The lungs are large, lobed and paired organs in the thoracic cavity. They contain elastic tissues that allow them to inflate and deflate without losing shape and are encased by a thin, moist and shiny membrane, the pleura. The lungs are not equal in size: the right lung is divided into three lobes and the left – into two lobes. The lungs are separated from one another by a median dividing wall and an area containing the heart and other thoracic organs (the thymus, part of the oesophagus, and several large blood vessels) embedded in connective tissue. This area is called the mediastinum. The lungs have a somewhat conical shape and an elastic, spongy texture derived from the nature of the alveoli. The bottom of the thoracic cavity is formed by the diaphragm which plays a leading role in breathing. The diaphragm is the main muscle of respiration. When we inhale, muscles in the chest wall contract, lifting the ribs and pulling them, outward. The diaphragm at this time moves downward enlarging the chest cavity. Reduced air pressure in the lungs causes air to enter the lungs. As we exhale, the diaphragm moves upward and the chest wall muscles relax, causing the chest cavity to contract. Air pressure in the lungs rises, so air flows from the lungs out of respiratory system through the nose or mouth.
Each lung is surrounded by a two-layered membrane called the pleura. The inner layer of the pleura is called the visceral pleura. This layer covers the surface of each lung and reaches into the fissures between the lobes of the lung and encloses the mediastinum. The outer layer of the pleura, called the parietal pleura, lines the inner surface of the thoracic cavity. The visceral and parietal pleura are continuous with one another at a point where the primary bronchus, blood vessels, and nerves enter each lung. Therefore, the two layers of the pleura form a collapsed sac. The area within the sac (between the visceral and parietal pleura) is called the pleural cavity. Fluid in the cavity keeps the two pleural membranes in close contact with each other and allows them to glide smoothly over each other. The fluid also adheres the two layers of the pleura to one another.

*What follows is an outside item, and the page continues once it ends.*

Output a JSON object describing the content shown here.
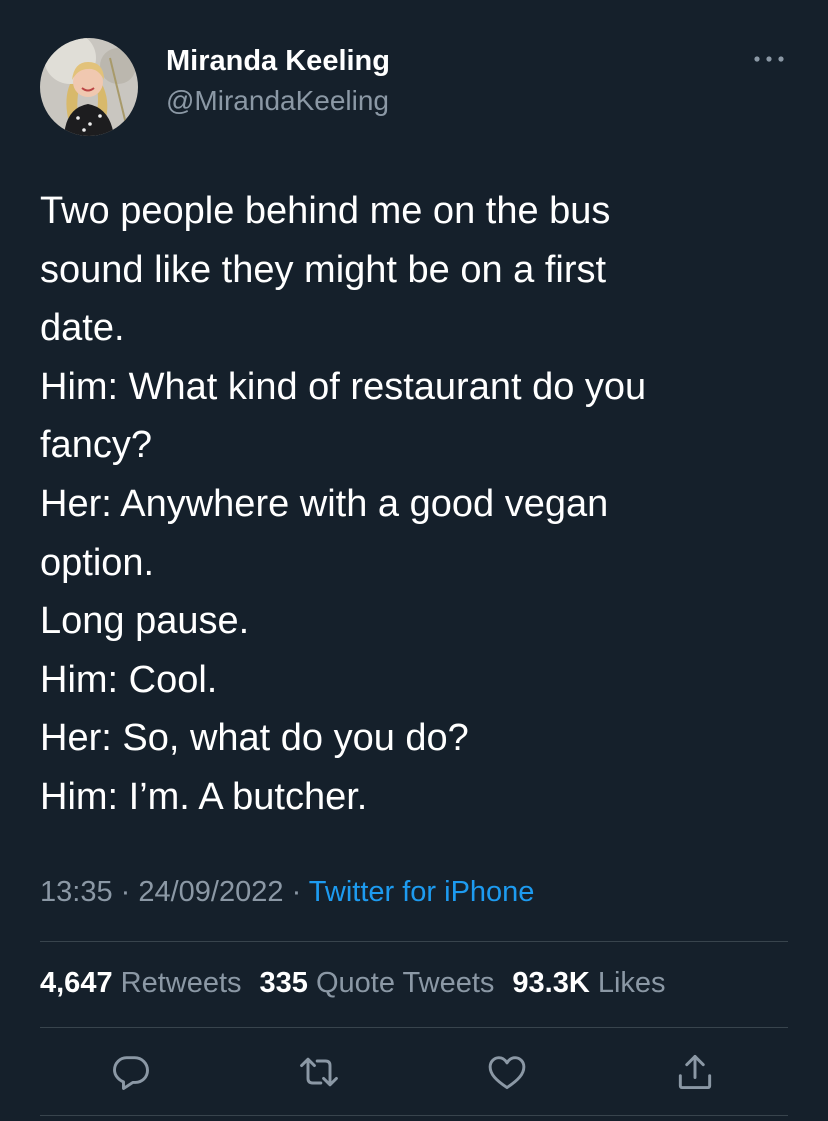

Many factors, including genetics, pollutants, irritants, and infectious diseases, can affect the health of our lungs and respiratory system and cause respiratory problems which can be classified into four general areas:
Infectious, environmental and other diseases (pneumonia, tuberculosis, asbestosis, particulate pollutants). It is in this category that coughing is of major importance, as it is the body’s main method to remove dust, mucus, saliva, and other debris from the lungs.
Due to its extensive surface area, the respiratory tract is constantly exposed to microbes, which explains why the respiratory system includes many mechanisms to defend itself and prevent pathogens from entering the body. Disorders of the respiratory system are usually treated by a pulmonologist.